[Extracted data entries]
━━━━
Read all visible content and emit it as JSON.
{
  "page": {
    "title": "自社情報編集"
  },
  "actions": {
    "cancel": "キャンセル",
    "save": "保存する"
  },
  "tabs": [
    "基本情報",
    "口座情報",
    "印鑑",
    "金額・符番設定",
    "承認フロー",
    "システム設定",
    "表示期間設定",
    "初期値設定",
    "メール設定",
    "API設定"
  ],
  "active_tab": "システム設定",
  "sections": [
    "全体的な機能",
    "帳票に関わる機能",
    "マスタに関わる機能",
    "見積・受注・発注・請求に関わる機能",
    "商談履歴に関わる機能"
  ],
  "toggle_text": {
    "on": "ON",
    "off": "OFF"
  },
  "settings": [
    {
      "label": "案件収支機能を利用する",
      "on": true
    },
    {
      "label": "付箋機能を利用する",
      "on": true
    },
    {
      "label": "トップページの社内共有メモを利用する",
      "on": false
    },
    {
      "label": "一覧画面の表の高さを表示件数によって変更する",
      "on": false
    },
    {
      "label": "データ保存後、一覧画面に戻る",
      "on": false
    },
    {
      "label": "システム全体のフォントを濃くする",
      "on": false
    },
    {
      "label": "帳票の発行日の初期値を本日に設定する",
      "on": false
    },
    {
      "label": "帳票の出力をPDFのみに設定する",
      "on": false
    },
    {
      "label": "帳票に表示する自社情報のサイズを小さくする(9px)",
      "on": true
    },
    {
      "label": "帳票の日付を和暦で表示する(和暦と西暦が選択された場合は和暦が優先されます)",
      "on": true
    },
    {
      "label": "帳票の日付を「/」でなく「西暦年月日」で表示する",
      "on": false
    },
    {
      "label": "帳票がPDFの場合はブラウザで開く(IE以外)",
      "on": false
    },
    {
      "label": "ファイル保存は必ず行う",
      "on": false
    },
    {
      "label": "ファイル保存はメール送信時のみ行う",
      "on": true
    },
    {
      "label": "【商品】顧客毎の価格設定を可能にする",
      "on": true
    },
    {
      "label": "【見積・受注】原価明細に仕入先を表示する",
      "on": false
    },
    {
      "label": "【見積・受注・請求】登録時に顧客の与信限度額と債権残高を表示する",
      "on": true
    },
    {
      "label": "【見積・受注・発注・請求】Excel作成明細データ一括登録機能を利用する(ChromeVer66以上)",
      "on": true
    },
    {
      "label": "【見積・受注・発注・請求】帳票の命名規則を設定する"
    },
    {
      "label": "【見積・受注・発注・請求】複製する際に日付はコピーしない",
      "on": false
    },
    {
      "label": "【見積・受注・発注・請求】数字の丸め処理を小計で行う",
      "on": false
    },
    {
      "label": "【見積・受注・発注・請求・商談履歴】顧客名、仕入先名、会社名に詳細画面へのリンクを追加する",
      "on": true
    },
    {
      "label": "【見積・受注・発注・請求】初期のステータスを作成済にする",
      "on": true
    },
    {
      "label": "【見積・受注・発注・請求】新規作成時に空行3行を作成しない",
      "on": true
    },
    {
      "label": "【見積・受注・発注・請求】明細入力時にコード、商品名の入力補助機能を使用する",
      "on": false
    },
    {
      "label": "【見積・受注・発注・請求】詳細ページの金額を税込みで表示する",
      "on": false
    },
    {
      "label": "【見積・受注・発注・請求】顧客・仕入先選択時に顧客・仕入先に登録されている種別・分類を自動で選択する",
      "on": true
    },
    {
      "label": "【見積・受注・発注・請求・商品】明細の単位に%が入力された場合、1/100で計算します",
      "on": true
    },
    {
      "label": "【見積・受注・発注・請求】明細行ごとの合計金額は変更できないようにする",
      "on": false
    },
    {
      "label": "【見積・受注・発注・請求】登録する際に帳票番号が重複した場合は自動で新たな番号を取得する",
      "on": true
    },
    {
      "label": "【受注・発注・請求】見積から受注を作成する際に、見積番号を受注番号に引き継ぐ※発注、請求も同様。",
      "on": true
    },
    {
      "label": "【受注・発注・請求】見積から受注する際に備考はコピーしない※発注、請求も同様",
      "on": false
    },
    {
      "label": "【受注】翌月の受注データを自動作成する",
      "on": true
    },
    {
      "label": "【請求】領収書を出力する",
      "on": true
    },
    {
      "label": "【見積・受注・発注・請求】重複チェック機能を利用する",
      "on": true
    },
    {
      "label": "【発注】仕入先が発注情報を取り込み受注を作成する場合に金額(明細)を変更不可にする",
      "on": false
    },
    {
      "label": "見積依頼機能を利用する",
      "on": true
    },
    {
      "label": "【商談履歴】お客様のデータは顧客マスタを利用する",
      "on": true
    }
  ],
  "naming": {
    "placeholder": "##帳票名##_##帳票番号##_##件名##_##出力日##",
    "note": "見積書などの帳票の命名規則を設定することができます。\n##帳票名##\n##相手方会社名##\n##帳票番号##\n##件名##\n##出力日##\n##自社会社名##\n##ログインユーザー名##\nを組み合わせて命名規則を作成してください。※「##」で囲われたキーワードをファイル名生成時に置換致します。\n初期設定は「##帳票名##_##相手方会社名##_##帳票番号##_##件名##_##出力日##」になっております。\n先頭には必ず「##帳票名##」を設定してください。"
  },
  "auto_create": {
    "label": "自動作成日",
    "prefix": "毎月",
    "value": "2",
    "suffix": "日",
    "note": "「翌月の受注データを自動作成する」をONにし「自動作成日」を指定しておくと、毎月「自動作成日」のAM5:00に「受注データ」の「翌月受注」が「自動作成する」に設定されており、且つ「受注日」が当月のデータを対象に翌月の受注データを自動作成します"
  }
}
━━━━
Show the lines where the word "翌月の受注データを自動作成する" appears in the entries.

      "label": "【受注】翌月の受注データを自動作成する",
    "note": "「翌月の受注データを自動作成する」をONにし「自動作成日」を指定しておくと、毎月「自動作成日」のAM5:00に「受注データ」の「翌月受注」が「自動作成する」に設定されており、且つ「受注日」が当月のデータを対象に翌月の受注データを自動作成します"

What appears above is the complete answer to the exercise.